What Is Being Done?

The Division of Family Health Services in the New Jersey Department of Health administers programs to enhance the health, safety and well-being of families and communities in New Jersey. Several programs are aimed at improving birth outcomes. []


Some other states do not report prenatal care onset for births to New Jersey residents that occurred in their state. Therefore, data for certain counties (most notably Salem, Hudson, and Warren County) have a relatively high proportion of records with unknown prenatal care onset that may artificially lower their no PNC percentage.

Data Sources

Birth Certificate Database, Office of Vital Statistics and Registry, New Jersey Department of Health  

Measure Description for No Prenatal Care

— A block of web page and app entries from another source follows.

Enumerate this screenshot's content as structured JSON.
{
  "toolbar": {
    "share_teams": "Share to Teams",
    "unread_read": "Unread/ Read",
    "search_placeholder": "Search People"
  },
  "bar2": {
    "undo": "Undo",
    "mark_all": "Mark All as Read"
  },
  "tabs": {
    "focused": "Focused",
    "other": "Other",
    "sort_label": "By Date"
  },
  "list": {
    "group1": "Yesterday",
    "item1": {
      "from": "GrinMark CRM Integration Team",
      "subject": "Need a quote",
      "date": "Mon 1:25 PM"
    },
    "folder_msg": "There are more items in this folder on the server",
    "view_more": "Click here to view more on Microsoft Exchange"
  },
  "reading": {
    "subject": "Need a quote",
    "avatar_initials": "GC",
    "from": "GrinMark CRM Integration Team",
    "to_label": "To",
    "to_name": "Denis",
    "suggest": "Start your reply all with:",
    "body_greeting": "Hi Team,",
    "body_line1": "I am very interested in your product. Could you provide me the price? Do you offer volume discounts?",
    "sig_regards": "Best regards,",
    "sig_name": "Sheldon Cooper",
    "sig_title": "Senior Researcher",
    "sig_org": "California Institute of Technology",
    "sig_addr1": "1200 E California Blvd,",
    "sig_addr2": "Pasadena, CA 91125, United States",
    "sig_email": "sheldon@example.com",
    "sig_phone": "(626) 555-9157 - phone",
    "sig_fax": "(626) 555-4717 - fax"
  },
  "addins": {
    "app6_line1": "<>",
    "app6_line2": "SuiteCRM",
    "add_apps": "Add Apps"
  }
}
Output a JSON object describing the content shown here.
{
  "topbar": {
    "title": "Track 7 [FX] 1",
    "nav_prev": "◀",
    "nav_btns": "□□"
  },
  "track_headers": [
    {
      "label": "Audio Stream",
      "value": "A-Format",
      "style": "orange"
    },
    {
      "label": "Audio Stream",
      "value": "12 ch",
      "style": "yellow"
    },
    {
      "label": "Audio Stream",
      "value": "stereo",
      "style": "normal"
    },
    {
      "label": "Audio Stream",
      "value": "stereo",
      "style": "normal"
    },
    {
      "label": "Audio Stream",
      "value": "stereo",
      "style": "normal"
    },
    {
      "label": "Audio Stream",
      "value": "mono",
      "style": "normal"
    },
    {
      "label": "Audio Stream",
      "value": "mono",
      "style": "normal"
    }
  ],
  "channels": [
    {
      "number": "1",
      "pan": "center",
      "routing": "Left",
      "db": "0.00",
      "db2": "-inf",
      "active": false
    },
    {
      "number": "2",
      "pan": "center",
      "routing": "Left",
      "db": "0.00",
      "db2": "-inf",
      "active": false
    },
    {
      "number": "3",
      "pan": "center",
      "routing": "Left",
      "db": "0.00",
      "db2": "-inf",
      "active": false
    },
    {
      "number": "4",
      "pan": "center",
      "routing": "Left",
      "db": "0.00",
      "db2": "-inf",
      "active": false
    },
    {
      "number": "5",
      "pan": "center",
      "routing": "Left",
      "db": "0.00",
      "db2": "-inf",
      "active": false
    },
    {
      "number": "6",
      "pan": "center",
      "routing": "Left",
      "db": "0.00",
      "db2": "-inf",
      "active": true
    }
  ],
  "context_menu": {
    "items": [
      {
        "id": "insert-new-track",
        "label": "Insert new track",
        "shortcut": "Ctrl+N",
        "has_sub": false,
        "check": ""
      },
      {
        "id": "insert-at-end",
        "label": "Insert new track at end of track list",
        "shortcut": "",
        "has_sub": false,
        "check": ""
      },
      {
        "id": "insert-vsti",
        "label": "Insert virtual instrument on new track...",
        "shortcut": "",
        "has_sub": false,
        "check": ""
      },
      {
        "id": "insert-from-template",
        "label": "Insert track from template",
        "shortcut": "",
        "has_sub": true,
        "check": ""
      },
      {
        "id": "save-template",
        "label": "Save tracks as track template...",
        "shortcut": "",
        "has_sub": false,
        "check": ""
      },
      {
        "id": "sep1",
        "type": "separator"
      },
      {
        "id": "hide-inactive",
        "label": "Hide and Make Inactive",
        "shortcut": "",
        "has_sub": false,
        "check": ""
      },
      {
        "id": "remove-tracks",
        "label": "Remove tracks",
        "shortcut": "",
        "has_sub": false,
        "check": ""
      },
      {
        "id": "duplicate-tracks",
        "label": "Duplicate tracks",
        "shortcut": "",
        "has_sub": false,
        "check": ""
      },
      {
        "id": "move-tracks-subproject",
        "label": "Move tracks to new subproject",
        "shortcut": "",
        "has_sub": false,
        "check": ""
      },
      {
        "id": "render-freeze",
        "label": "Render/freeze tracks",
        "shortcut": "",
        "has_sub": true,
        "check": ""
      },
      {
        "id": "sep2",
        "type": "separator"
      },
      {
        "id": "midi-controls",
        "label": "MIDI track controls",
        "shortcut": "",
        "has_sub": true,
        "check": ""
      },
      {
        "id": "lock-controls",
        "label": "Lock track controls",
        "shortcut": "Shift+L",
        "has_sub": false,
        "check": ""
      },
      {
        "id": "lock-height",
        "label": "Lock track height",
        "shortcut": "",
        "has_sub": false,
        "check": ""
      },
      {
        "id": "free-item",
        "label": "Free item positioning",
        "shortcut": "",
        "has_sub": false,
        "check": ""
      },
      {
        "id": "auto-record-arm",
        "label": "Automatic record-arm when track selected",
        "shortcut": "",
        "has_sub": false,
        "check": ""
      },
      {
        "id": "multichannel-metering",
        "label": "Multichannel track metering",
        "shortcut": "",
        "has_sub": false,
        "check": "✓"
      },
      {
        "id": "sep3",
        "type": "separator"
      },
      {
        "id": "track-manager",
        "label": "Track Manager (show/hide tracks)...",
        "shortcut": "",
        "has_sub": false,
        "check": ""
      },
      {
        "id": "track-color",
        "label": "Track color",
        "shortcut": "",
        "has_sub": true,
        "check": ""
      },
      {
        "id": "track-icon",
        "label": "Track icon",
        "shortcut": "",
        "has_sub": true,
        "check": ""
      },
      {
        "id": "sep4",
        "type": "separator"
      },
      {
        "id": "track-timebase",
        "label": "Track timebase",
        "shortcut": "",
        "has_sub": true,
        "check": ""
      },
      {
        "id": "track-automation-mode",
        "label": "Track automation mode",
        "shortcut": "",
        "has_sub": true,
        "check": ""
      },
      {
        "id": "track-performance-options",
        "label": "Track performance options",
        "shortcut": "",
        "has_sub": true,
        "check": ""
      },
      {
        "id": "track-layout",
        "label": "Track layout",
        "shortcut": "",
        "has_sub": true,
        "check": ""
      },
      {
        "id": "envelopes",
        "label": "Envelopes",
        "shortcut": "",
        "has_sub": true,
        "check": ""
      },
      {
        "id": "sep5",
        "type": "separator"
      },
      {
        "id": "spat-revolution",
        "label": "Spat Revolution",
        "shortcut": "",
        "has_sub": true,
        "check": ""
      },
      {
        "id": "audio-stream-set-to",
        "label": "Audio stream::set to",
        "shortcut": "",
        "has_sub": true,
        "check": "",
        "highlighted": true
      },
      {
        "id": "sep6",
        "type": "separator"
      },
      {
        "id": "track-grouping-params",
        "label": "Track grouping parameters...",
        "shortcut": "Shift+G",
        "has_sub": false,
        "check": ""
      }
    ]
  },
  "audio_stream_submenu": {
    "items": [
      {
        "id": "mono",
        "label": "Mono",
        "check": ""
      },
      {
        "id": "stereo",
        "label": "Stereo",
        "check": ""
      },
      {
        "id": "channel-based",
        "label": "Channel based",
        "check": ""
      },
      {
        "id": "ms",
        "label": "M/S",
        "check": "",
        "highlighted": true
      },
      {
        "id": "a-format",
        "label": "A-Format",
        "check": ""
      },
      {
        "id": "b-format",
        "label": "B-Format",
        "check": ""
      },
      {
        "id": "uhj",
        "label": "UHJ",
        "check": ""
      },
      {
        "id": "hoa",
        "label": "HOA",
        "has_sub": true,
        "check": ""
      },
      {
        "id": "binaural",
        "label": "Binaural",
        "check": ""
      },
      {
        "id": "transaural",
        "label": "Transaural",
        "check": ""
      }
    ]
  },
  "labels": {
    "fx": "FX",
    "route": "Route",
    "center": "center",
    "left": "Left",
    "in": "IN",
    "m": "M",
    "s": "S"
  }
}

Definition: Number of live births to pregnant women who did not receive prenatal care at any time during this pregnancy as a percentage of the total number of live births.
Numerator: Number of live births to pregnant women who received no prenatal care
Denominator: Total number of live births

Indicator Profile Report

No Prenatal Care (exits this report)

Date Content Last Updated

The information provided above is from the Department of Health's NJSHAD web site ( The information published on this website may be reproduced without permission. Please use the following citation: " Retrieved Mon, 16 July 2018 20:10:12 from Department of Health, New Jersey State Health Assessment Data Web site: ".

Content updated: Wed, 23 May 2018 05:01:08 EDT